[Element data from apps and pages]
++++++++

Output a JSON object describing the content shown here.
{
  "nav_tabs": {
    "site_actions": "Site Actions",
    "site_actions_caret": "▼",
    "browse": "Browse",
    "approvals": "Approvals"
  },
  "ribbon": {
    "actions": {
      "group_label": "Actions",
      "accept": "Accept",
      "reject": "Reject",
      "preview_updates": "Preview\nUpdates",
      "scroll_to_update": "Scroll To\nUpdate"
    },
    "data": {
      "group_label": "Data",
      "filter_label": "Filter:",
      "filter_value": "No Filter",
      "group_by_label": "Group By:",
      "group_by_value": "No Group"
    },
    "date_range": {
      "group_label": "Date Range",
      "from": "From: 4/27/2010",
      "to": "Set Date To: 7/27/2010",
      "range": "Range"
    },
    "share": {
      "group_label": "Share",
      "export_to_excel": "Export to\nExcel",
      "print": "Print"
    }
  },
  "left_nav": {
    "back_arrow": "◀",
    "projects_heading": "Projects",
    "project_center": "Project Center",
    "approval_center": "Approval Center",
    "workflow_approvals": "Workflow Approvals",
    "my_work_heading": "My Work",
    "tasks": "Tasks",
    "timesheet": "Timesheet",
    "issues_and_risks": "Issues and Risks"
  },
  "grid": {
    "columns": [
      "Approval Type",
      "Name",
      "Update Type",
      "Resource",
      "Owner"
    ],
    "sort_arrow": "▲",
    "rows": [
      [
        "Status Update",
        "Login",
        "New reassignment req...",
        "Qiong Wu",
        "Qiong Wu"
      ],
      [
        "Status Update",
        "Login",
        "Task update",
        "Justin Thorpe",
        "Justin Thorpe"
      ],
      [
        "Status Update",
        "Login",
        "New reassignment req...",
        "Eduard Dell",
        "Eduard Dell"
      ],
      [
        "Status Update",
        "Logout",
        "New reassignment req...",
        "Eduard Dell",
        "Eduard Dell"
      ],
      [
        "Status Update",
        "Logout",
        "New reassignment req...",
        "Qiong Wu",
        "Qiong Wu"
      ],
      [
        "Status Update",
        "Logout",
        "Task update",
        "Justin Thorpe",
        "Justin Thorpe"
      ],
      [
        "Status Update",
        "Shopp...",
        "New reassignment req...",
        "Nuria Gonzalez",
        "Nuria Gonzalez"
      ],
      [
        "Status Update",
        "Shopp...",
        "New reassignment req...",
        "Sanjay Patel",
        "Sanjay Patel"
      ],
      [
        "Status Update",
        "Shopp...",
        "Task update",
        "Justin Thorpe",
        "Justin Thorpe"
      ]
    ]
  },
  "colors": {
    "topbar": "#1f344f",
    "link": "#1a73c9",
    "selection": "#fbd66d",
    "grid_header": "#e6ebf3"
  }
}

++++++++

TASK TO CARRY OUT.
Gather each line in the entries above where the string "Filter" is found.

COMPLETED TASK.
      "filter_label": "Filter:",
      "filter_value": "No Filter",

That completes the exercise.